A gymnast in red performing a routine on uneven parallel bars. She is suspended horizontally, with her legs extended out on one bar and her hands gripping the other. The background shows an indoor gymnasium with red seating.

A dystopian AI-generated video of gymnasts performing a routine proves how text-to-video technology still falls a long way short of being any good.

The humorous video has gone viral online and was created by Wright Bagwell using Luma AI’s free AI video generator Dream Machine.

The video shows the AI gymnasts moving in bizarre fashion; periodically appearing and disappearing while their bodies, often headless, split into a starfish of human limbs.

“If you look really closely at the background, you can tell it’s AI,” one joker quipped beneath Bagwell’s post.

Over on X (formerly Twitter), Tim Spalding speculated that part of the reason the AI footage is so bad is because the AI model wasn’t trained on enough gymnast videos. A hypothesis that is likely correct.

Bagwell also used Dream Machine to create a series of other AI-generated sports videos including cycling, wrestling, figure skating, table tennis, and more.

The terrible AI videos are reminiscent of the early AI images which were also famously janky such as those produced by OpenAI’s DALL-E 2.

Those early images that came out of DALL-E now have something of a cult fanbase with fans enjoying the imperfect nature of the AI content. Many were disappointed that OpenAI recently closed down DALL-E 2 after some had come to rely on its dreamy, shadowy aesthetic.

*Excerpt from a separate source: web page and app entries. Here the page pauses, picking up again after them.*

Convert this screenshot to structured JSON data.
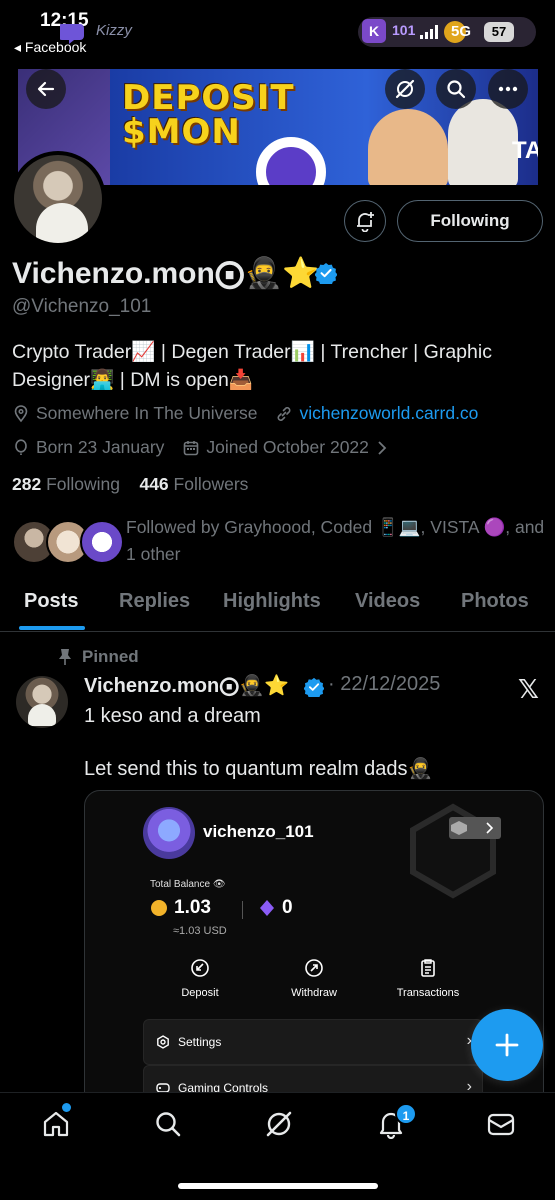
{
  "status_bar": {
    "time": "12:15",
    "back_app": "◂ Facebook",
    "overlay_brand": "Kizzy",
    "k_count": "101",
    "network": "5G",
    "battery": "57"
  },
  "banner": {
    "title_line1": "DEPOSIT",
    "title_line2": "$MON",
    "corner_text": "TA"
  },
  "profile": {
    "display_name": "Vichenzo.mon⨀🥷⭐",
    "handle": "@Vichenzo_101",
    "bio": "Crypto Trader📈 | Degen Trader📊 | Trencher | Graphic Designer👨‍💻 | DM is open📥",
    "location": "Somewhere In The Universe",
    "website": "vichenzoworld.carrd.co",
    "birthday": "Born 23 January",
    "joined": "Joined October 2022",
    "following_count": "282",
    "following_label": "Following",
    "followers_count": "446",
    "followers_label": "Followers",
    "followed_by": "Followed by Grayhoood, Coded 📱💻, VISTA 🟣, and 1 other",
    "following_button": "Following"
  },
  "tabs": [
    {
      "label": "Posts",
      "active": true
    },
    {
      "label": "Replies",
      "active": false
    },
    {
      "label": "Highlights",
      "active": false
    },
    {
      "label": "Videos",
      "active": false
    },
    {
      "label": "Photos",
      "active": false
    }
  ],
  "post": {
    "pinned_label": "Pinned",
    "author": "Vichenzo.mon⨀🥷⭐",
    "date": "· 22/12/2025",
    "line1": "1 keso and a dream",
    "line2": "Let send this to quantum realm dads🥷",
    "media": {
      "username": "vichenzo_101",
      "total_label": "Total Balance 👁",
      "balance_coin": "1.03",
      "balance_gem": "0",
      "usd": "≈1.03 USD",
      "actions": [
        "Deposit",
        "Withdraw",
        "Transactions"
      ],
      "rows": [
        "Settings",
        "Gaming Controls"
      ]
    }
  },
  "nav": {
    "items": [
      "home-icon",
      "search-icon",
      "grok-icon",
      "notifications-icon",
      "messages-icon"
    ],
    "notification_count": "1"
  },
  "colors": {
    "accent": "#1d9bf0",
    "background": "#000000",
    "text_primary": "#e7e9ea",
    "text_secondary": "#71767b",
    "border": "#2f3336"
  }
}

But much like DALL-E 2 — which has been greatly iterated on by Midjourney and DALL-E 3 — Luma AI’s Dream Machine will also be superseded by better models that are less whacky and more coherent.

AI video is still in its infancy. But it appears inevitable that this type of synthetic imagery will start competing with real videos and fooling people into believing they are real.

The implications of this are huge with fears that deepfake videos will be used by scammers to rob people or to convince people to vote in a certain way by having a politician act out something they didn’t do.

The most-hyped AI video generator is OpenAI’s Sora which was announced months ago. There is still no release date set as of writing. There is likely wrangling behind the scenes over fears of the technology and arguments about how Sora was trained which OpenAI has refused to reveal details about.